Ignoring the images, restate the records below word for word.
________________
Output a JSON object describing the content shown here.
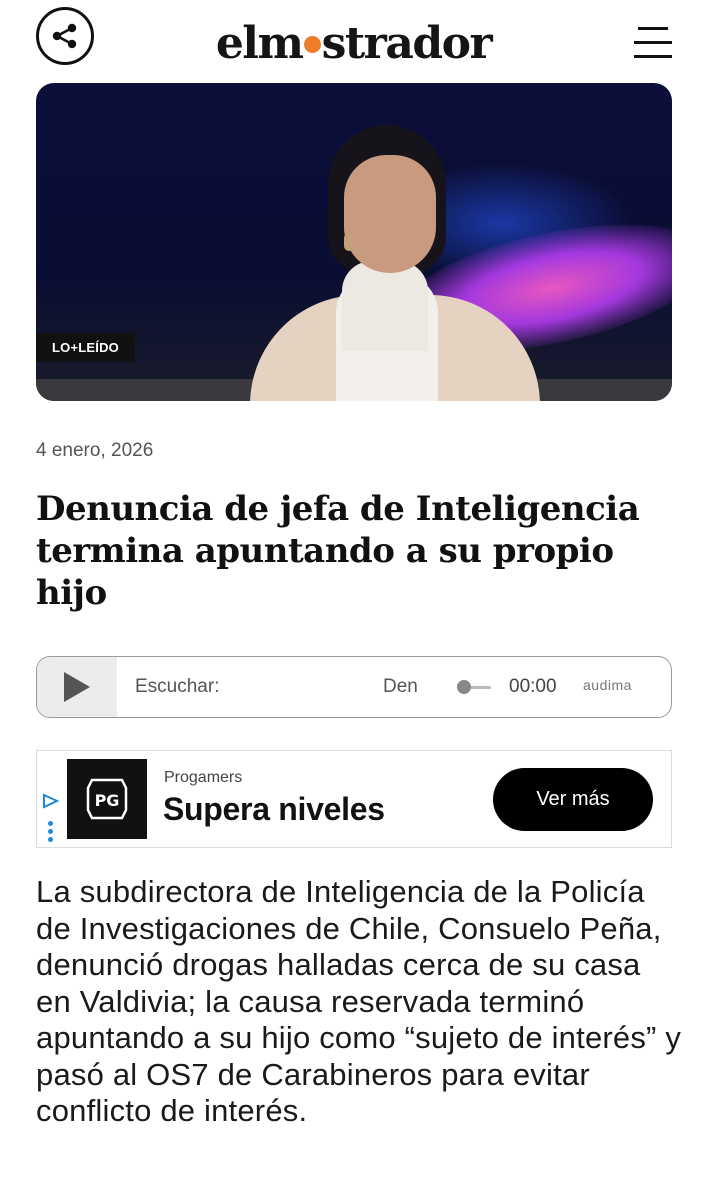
{
  "header": {
    "logo_prefix": "elm",
    "logo_suffix": "strador",
    "share_icon": "share-icon",
    "menu_icon": "hamburger-menu-icon",
    "brand_dot_color": "#ef7d2a"
  },
  "hero": {
    "badge": "LO+LEÍDO"
  },
  "article": {
    "date": "4 enero, 2026",
    "title": "Denuncia de jefa de Inteligencia termina apuntando a su propio hijo",
    "lead": "La subdirectora de Inteligencia de la Policía de Investigaciones de Chile, Consuelo Peña, denunció drogas halladas cerca de su casa en Valdivia; la causa reservada terminó apuntando a su hijo como “sujeto de interés” y pasó al OS7 de Carabineros para evitar conflicto de interés."
  },
  "player": {
    "play_icon": "play-icon",
    "listen_label": "Escuchar:",
    "track_title": "Den",
    "time": "00:00",
    "brand": "audima"
  },
  "ad": {
    "advertiser": "Progamers",
    "headline": "Supera niveles",
    "cta": "Ver más",
    "logo_text": "PG"
  }
}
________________
### Task result
Output a JSON object describing the content shown here.
{
  "header": {
    "logo_prefix": "elm",
    "logo_suffix": "strador",
    "share_icon": "share-icon",
    "menu_icon": "hamburger-menu-icon",
    "brand_dot_color": "#ef7d2a"
  },
  "hero": {
    "badge": "LO+LEÍDO"
  },
  "article": {
    "date": "4 enero, 2026",
    "title": "Denuncia de jefa de Inteligencia termina apuntando a su propio hijo",
    "lead": "La subdirectora de Inteligencia de la Policía de Investigaciones de Chile, Consuelo Peña, denunció drogas halladas cerca de su casa en Valdivia; la causa reservada terminó apuntando a su hijo como “sujeto de interés” y pasó al OS7 de Carabineros para evitar conflicto de interés."
  },
  "player": {
    "play_icon": "play-icon",
    "listen_label": "Escuchar:",
    "track_title": "Den",
    "time": "00:00",
    "brand": "audima"
  },
  "ad": {
    "advertiser": "Progamers",
    "headline": "Supera niveles",
    "cta": "Ver más",
    "logo_text": "PG"
  }
}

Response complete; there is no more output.